The official in charge of the Sean Dunne bankruptcy case in the US state Connecticut has decided to join with Ulster Bank in trying to get the case partially heard in Ireland.
Sean Dunne has been living in the US for a number of years.
He applied for bankruptcy in Connecticut, saying he had almost $1bn (€769m) in debts and very few assets.
Ulster Bank, which is owed hundreds of millions by Mr Dunne, applied to the Connecticut court to allow it to proceed with a bankruptcy case in Ireland.
It says Mr Dunne went to extreme lengths to avoid the bank serving papers on him in the US.
Richard Coan, the bankruptcy trustee who oversees the case, has said he partially agrees with Ulster Bank.
Mr Coan says all of Mr Dunne's secured creditors are Irish.
As such, Irish law will govern much of the case.

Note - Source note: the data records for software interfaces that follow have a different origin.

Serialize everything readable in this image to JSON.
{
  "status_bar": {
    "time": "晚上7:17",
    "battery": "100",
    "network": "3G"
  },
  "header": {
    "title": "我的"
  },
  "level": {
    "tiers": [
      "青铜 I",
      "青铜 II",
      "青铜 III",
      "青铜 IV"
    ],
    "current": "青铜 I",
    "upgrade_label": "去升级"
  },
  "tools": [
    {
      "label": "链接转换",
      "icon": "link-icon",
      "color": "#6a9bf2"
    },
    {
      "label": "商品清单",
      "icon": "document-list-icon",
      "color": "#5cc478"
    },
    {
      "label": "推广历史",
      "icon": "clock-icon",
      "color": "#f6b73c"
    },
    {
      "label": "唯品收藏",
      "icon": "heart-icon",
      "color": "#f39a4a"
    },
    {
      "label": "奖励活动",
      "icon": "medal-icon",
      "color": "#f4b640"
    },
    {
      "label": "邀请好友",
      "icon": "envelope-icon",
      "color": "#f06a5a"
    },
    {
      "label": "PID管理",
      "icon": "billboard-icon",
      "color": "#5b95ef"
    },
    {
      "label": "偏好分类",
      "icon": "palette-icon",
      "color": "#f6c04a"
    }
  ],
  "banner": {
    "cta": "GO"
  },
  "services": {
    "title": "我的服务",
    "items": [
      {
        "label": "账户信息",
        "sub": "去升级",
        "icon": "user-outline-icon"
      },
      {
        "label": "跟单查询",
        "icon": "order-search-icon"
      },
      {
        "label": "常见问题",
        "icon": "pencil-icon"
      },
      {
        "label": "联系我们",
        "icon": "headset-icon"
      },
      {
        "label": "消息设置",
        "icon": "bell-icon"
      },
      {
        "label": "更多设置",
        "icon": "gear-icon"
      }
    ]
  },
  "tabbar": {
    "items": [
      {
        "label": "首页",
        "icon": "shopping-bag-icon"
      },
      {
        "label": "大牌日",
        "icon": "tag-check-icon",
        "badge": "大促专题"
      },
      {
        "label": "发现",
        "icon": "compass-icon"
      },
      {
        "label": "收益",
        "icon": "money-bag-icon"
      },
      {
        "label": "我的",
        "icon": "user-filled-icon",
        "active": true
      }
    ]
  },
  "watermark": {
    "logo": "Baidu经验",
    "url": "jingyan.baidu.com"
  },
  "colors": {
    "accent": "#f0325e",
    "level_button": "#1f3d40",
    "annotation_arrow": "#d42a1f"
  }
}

Mr Coan wants the court in America to negotiate a protocol with the Irish courts so that the case can proceed in the most efficient manner.